The beauty of Game of Thrones, and why HBO seems such a good fit, is that it doesn't do anything by halves.
So far, it seems that Jaime's chief function (when not, um, servicing his sister) is to meander around insulting people. At least he does it in a way that establishes plot points.
[It] was another strong entry in the series. Now that the main characters and a common understanding of the universe had been established... the story is ready to break open.
The Kingsroad is something of a transition episode.
Jaime Lannister (Nikolaj Coster-Waldau),... is quite good at evoking exactly what's intended with the character.
It wasn't until the second viewing that I realized how great the scene between Cersei and Cat was. I'm actually not even sure it's in the book, but it should be.
[It] picks up a few days after the events of the first, allowing the producers to keep the story moving, while skipping over a few parts that can be left up to the audience's assumption and intelligence.
The mark of a good TV series, whether about gangs in Baltimore, '60s ad execs or mythical realms is good characters, and the second episode of Game of Thrones allows us to get to know some of them.
This storyline, as I suspected, was the most controversial last week.
"The Kingsroad" is a particularly eventful hour of Game Of Thrones, layering on plot point after plot point in a brisk, fairly economical matter.
The killer performance in this episode, though, comes from Jack Gleeson as the sadistic, entitled little twerp Joffrey Baratheon, the most smackable scion of power HBO has seen since Ziggy Sobotka on The Wire.

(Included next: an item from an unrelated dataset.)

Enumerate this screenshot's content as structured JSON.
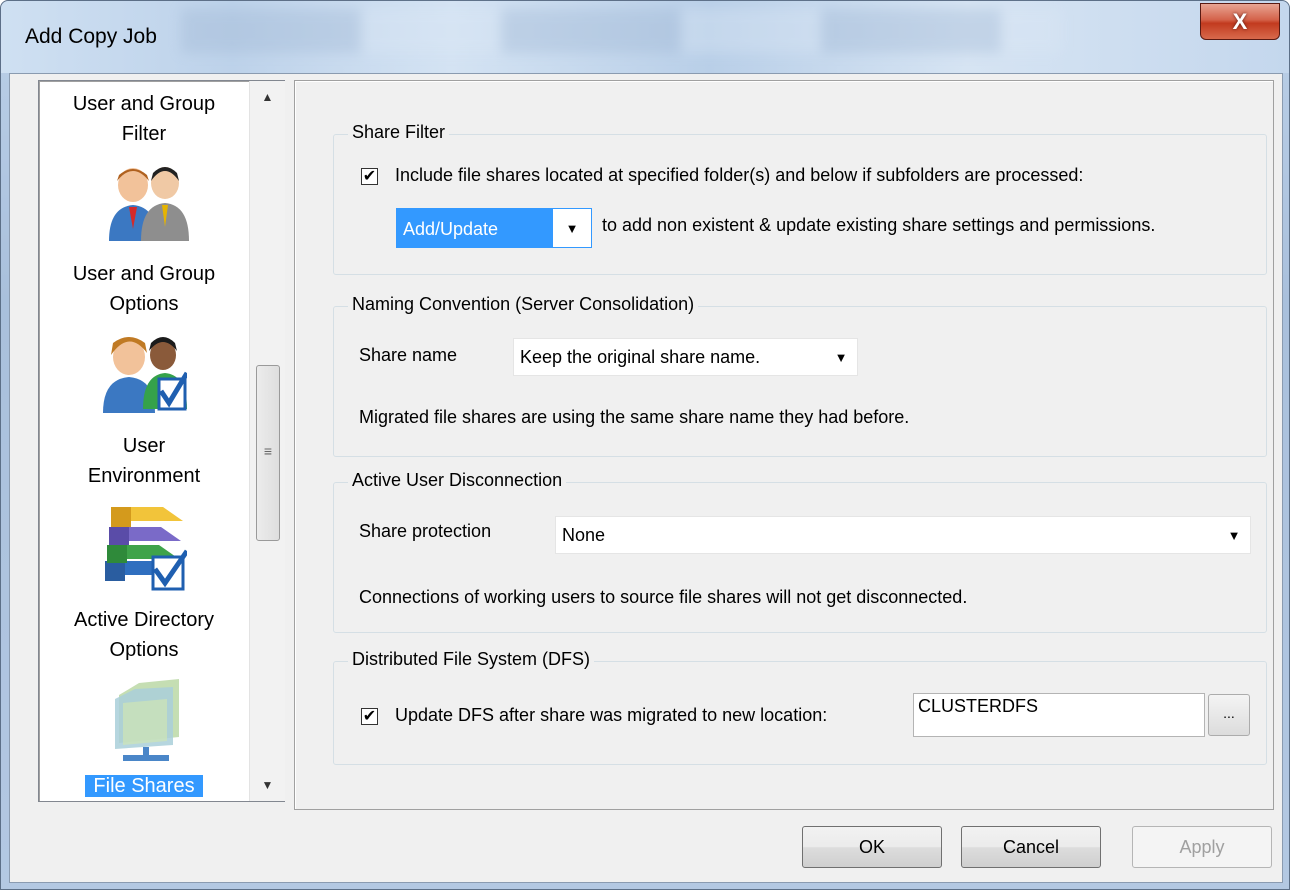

With the heavy lifting of introducing the rival families out of the way, the producers started having fun with these characters and playing them off each other. It is known.